Be prepared to be nervous. Leaving your beautiful bike with unknown airport staff and knowing it will be thrown into the hold can make you feel very anxious about your bike for the journey to and from your holiday.
Holiday transfer hassle. Not all transfer companies have the capacity for transporting lots of bikes in boxes. Ask before you book.
It’s simples. You book the bike hire through Macs Adventure before setting off. Then you simply arrive on holiday, go to the hire shop, collect the bike, adjust it to fit and set off on your holiday.
Bike is good working order. You can be pretty sure that hire bikes will be well maintained and in full working order when you arrive.
There’s the joy of upgrading. If you ride an aluminium bike at home you could take the opportunity to hire a lighter and more efficient carbon fibre bike on holiday.
Easier A to Bs. If you are planning an A to B cycle tour it’s easier to hire a bike at point A and organise to drop it off a point B. Ask Macs Adventure about how to go about this.
Benefits of cutting costs. Bike hire often works out cheaper than bike carriage, especially if you are traveling as a family or larger group and can ask for hire discounts.
You’ll have the right bike for the terrain. When hiring a bike you can stipulate mountain bike, hybrid, road racer or whatever so as to suit the route and terrain of your holiday.
Think about the comfort factor. A hire bike is not your bike and hasn’t been bought to suit you individually. This might mean that it is not as comfortable as your own bike. You could take your bike seat and pedals with you so you have a few home comforts on a hire bike.
Sometimes hire costs more. To hire a bike that is the equivalent of your beautiful carbon racer or full suspension mountain bike may well cost more than the carriage on a plane.
Hiring an bike can be inconvenient. You might need to locate and travel to a bike hire shop from your hotel, which can add cost and hassle to the start (and end) of a holiday.
Some hire bikes are unattractively big and solid. Many hire places will purchase bikes that they know will withstand the test of time and use. This can mean that these bikes are more solid and heavier weight. While this is good for the hire company it might not be so good for your cycling holiday.
You have no idea what standard of bike you are hiring. Looking on a website or in a brochure at the bike you have hired it’s impossible to know if it’s good, bad or ugly. I have heard both sides of the story: Great hire bikes and woeful hire bikes. (With Macs adventure you have the advantage of recommended bike hire so that should easy the anxiety.)
Check the cost of hire versus plane carriage.
Check the bike hire spec (ask lots of questions about bike sizes, ranges, gearing, seats etc).
Learn how to pack your bike in a bike bag or box. Look on YouTube for helpful videos.
Look into the advantages and disadvantages of a soft bike bag versus a hard bike box (or even a cardboard box).
Don’t let someone else dissemble your bike for packing.

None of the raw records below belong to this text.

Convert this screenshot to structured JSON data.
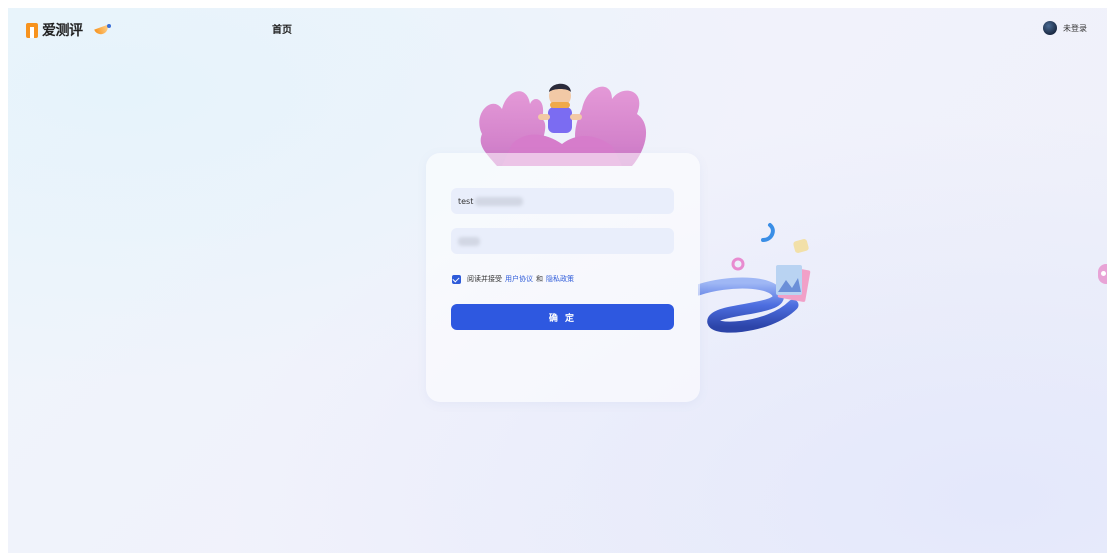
{
  "app": {
    "logo_text": "爱测评"
  },
  "nav": {
    "home": "首页"
  },
  "user": {
    "status": "未登录"
  },
  "login": {
    "username_value": "test",
    "agree_prefix": "阅读并接受",
    "user_agreement": "用户协议",
    "and": "和",
    "privacy_policy": "隐私政策",
    "submit": "确 定",
    "agree_checked": true
  },
  "colors": {
    "primary": "#2e58e0",
    "brand": "#f7931e"
  }
}
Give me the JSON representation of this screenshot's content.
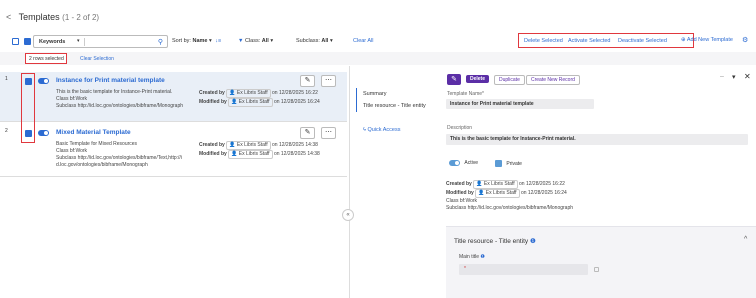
{
  "header": {
    "back_glyph": "<",
    "title": "Templates",
    "count": "(1 - 2 of 2)"
  },
  "toolbar": {
    "keywords_label": "Keywords",
    "sortby_label": "Sort by:",
    "sortby_value": "Name",
    "class_label": "Class:",
    "class_value": "All",
    "subclass_label": "Subclass:",
    "subclass_value": "All",
    "clear_all": "Clear All",
    "delete_selected": "Delete Selected",
    "activate_selected": "Activate Selected",
    "deactivate_selected": "Deactivate Selected",
    "add_new_template": "Add New Template"
  },
  "selection": {
    "rows_selected": "2 rows selected",
    "clear_selection": "Clear Selection"
  },
  "rows": [
    {
      "index": "1",
      "name": "Instance for Print material template",
      "description": "This is the basic template for Instance-Print material.",
      "class_line": "Class bf:Work",
      "subclass_line": "Subclass http://id.loc.gov/ontologies/bibframe/Monograph",
      "created_label": "Created by",
      "created_user": "Ex Libris Staff",
      "created_on": "on 12/28/2025 16:22",
      "modified_label": "Modified by",
      "modified_user": "Ex Libris Staff",
      "modified_on": "on 12/28/2025 16:24"
    },
    {
      "index": "2",
      "name": "Mixed Material Template",
      "description": "Basic Template for Mixed Resources",
      "class_line": "Class bf:Work",
      "subclass_line": "Subclass http://id.loc.gov/ontologies/bibframe/Text,http://i",
      "subclass_line2": "d.loc.gov/ontologies/bibframe/Monograph",
      "created_label": "Created by",
      "created_user": "Ex Libris Staff",
      "created_on": "on 12/28/2025 14:38",
      "modified_label": "Modified by",
      "modified_user": "Ex Libris Staff",
      "modified_on": "on 12/28/2025 14:38"
    }
  ],
  "detail_nav": {
    "summary": "Summary",
    "title_resource": "Title resource - Title entity",
    "quick_access": "Quick Access"
  },
  "detail": {
    "delete_btn": "Delete",
    "duplicate_btn": "Duplicate",
    "create_new_record_btn": "Create New Record",
    "template_name_label": "Template Name*",
    "template_name_value": "Instance for Print material template",
    "description_label": "Description",
    "description_value": "This is the basic template for Instance-Print material.",
    "active_label": "Active",
    "private_label": "Private",
    "created_label": "Created by",
    "created_user": "Ex Libris Staff",
    "created_on": "on 12/28/2025 16:22",
    "modified_label": "Modified by",
    "modified_user": "Ex Libris Staff",
    "modified_on": "on 12/28/2025 16:24",
    "class_line": "Class bf:Work",
    "subclass_line": "Subclass http://id.loc.gov/ontologies/bibframe/Monograph",
    "section_title": "Title resource - Title entity",
    "main_title_label": "Main title",
    "main_title_placeholder": "*"
  },
  "colors": {
    "accent": "#2c6bd2",
    "purple": "#5b2ea6",
    "highlight": "#e0383e"
  }
}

You need to know how to put it back together again so it’s important you do this yourself.
Don’t forget spanners and Allen keys.
Check the route and terrain of your cycling holiday to ensure you are taking/hiring the right bike
If you plan to hire a bike, take your own bike seat, pedals, cycling shoes and helmet so you can fit these components for extra comfort.
Ask for recommendations for bike hire or book with a trusted cycle holiday tour company.
Macs Adventure offer cycling holidays in the UK, Europe and Worldwide with options for bike hire (or taking your own) on most tours. Visit http://macsadventure.com/cycling-holidays/